• [Task statement] Print each entry word for word without images.

BEGIN Input records

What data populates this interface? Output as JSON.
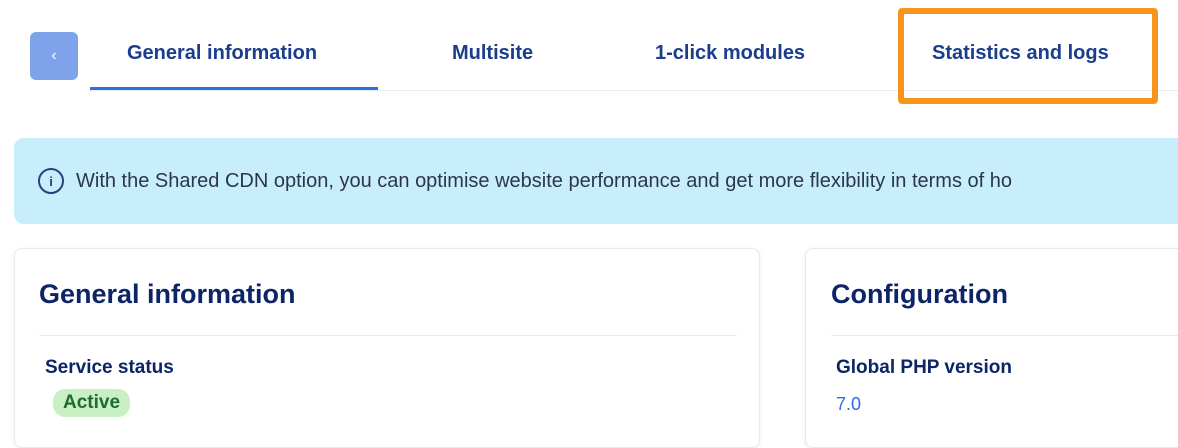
{
  "tabs": {
    "back_icon": "chevron-left-icon",
    "items": [
      {
        "label": "General information",
        "active": true
      },
      {
        "label": "Multisite",
        "active": false
      },
      {
        "label": "1-click modules",
        "active": false
      },
      {
        "label": "Statistics and logs",
        "active": false,
        "highlighted": true
      }
    ]
  },
  "banner": {
    "icon": "info-circle-icon",
    "text": "With the Shared CDN option, you can optimise website performance and get more flexibility in terms of ho"
  },
  "general_card": {
    "title": "General information",
    "service_status_label": "Service status",
    "service_status_value": "Active"
  },
  "config_card": {
    "title": "Configuration",
    "php_label": "Global PHP version",
    "php_value": "7.0"
  },
  "colors": {
    "accent": "#2f6de2",
    "highlight": "#f7941d",
    "banner_bg": "#c7eefa",
    "badge_bg": "#c9f0c5",
    "heading": "#0d2466"
  }
}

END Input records

• [Output of the exercise]
What data populates this interface? Output as JSON.
{
  "tabs": {
    "back_icon": "chevron-left-icon",
    "items": [
      {
        "label": "General information",
        "active": true
      },
      {
        "label": "Multisite",
        "active": false
      },
      {
        "label": "1-click modules",
        "active": false
      },
      {
        "label": "Statistics and logs",
        "active": false,
        "highlighted": true
      }
    ]
  },
  "banner": {
    "icon": "info-circle-icon",
    "text": "With the Shared CDN option, you can optimise website performance and get more flexibility in terms of ho"
  },
  "general_card": {
    "title": "General information",
    "service_status_label": "Service status",
    "service_status_value": "Active"
  },
  "config_card": {
    "title": "Configuration",
    "php_label": "Global PHP version",
    "php_value": "7.0"
  },
  "colors": {
    "accent": "#2f6de2",
    "highlight": "#f7941d",
    "banner_bg": "#c7eefa",
    "badge_bg": "#c9f0c5",
    "heading": "#0d2466"
  }
}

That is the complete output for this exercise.